THE LETTERS OF “THETA” TO HIS HOME PEOPLE
WRITTEN IN TRAINING AND IN WAR
This little volume of “Theta’s” letters to his home people is offered in the hope that it may prove useful, and not for glory or reward. The Royal Flying Corps in war-time works in secret. Many of our gallant lads would gladly become pilots if they knew how to set to work, and, approximately, what they would have to face. When “Theta” decided to try to enter the service he had nothing to go on save a determination to “get there” and a general idea of the difficulty of achieving his purpose. His careless and unstudied notes, written at odd moments in the work of training and of war, do show how a public-schoolboy may become a flying officer and how he may fare thereafter. Names, dates, and places, about which the Censor might have concern, have been concealed, and extraneous matters have been omitted. The letters are a cheery and light-hearted record, and may stimulate others. From first to last they have not contained a grumble.
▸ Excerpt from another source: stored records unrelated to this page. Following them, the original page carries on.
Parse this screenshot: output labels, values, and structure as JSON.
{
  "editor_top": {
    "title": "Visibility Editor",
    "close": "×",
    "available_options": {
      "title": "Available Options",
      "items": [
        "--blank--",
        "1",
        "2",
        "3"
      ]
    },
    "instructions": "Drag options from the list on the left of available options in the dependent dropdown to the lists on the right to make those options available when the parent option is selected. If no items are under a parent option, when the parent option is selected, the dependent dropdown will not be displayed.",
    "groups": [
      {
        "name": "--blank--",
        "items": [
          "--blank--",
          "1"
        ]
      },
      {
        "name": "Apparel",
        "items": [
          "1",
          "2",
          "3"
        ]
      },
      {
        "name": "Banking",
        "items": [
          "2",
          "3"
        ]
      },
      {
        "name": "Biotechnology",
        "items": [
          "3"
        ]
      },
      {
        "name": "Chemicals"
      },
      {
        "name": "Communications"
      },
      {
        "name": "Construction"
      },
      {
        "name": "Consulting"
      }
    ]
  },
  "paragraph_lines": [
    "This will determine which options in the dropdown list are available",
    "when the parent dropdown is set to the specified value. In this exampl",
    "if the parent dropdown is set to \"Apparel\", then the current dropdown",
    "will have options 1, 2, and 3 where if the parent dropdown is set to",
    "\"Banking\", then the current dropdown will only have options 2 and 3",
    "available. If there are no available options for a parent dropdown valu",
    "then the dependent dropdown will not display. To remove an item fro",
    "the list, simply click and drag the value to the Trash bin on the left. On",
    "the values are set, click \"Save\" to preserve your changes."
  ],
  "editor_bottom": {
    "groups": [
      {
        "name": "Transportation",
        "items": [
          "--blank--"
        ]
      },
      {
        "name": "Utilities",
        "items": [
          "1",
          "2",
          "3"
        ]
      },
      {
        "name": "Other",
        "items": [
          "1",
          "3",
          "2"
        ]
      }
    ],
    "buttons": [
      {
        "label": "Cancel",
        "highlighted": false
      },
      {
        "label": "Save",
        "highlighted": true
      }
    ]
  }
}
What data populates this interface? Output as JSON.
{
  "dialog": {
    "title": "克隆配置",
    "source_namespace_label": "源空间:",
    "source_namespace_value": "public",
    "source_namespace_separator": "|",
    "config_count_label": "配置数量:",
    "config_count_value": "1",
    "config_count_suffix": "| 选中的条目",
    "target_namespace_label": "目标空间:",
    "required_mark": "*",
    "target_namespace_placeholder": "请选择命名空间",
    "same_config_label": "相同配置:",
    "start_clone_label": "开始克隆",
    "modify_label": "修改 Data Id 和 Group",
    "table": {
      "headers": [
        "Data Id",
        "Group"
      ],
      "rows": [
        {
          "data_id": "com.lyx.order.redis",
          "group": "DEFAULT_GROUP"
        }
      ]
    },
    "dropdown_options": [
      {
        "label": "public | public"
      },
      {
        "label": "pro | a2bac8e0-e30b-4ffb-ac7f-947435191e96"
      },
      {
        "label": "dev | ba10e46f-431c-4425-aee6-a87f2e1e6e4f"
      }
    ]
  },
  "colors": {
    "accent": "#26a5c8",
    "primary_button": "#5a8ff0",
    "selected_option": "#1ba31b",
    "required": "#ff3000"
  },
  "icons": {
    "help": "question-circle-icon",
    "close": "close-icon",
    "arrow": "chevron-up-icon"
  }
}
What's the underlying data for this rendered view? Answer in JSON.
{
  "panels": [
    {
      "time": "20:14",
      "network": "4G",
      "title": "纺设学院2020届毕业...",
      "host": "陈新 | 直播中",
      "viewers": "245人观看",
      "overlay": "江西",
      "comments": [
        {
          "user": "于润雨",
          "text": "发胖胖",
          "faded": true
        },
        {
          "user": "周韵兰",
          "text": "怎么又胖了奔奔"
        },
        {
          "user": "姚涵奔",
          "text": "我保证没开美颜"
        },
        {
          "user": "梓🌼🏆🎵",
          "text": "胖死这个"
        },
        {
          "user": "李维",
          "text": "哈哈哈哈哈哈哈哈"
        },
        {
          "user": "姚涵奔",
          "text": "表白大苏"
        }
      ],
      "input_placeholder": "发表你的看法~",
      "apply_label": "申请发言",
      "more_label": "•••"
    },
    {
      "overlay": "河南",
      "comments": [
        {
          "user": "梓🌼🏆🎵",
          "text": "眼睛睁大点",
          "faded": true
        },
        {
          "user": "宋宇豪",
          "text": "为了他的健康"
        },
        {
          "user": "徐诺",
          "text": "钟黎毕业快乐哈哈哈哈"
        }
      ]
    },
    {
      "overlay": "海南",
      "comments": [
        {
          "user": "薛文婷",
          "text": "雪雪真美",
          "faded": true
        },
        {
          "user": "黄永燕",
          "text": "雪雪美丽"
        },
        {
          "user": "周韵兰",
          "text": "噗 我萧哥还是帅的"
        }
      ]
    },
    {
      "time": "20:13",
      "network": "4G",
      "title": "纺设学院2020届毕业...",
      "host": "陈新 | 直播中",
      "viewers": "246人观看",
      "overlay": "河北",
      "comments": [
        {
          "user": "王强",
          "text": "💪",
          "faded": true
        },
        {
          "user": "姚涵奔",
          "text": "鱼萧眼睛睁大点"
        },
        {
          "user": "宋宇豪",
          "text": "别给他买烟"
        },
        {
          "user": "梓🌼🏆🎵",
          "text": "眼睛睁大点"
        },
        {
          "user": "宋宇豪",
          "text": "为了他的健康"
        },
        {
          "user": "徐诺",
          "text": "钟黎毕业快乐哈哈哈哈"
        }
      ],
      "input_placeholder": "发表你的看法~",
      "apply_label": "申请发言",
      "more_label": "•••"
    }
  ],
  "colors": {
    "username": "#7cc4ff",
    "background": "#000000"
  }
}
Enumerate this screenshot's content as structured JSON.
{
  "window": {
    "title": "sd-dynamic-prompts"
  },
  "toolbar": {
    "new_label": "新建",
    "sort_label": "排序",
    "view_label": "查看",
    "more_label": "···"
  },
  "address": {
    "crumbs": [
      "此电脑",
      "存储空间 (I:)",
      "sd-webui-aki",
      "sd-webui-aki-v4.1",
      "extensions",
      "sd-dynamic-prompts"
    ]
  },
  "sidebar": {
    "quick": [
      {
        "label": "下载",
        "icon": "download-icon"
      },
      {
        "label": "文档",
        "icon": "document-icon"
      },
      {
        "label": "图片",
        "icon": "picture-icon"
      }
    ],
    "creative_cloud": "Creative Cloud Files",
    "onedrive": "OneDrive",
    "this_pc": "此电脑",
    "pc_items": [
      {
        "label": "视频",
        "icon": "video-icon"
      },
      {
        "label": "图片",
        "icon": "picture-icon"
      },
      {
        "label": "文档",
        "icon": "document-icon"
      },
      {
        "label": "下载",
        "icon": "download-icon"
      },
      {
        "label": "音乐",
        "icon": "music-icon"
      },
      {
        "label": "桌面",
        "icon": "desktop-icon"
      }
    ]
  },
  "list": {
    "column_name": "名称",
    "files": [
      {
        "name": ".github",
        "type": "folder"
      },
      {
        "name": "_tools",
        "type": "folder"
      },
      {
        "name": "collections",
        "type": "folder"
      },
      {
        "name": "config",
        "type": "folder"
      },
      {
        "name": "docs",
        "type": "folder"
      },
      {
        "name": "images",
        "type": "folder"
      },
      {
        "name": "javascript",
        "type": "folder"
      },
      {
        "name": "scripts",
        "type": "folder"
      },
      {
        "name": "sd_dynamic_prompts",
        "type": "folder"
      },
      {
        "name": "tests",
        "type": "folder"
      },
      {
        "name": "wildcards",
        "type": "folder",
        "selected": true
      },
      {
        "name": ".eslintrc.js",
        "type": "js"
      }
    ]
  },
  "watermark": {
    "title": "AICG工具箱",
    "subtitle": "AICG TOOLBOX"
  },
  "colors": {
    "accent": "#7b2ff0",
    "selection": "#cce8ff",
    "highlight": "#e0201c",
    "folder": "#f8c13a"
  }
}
It should be understood, however, that the experiences of the writer must not be taken as typical of those of all pilots at the front. The R.F.C. has different squadrons for different duties, and different types of machines suited to the nature of those duties. In the faster type of machine it is possible to do better and more dangerous work, and, even in one’s own squadron, the duties of a colleague may have been more onerous and more trying than those described. In a fighting squadron the pilot may have almost daily combats in the air; in another, he may have very long and very trying reconnaissance work. “Compared with that of some squadrons,” writes “Theta,” “our work is pleasant.”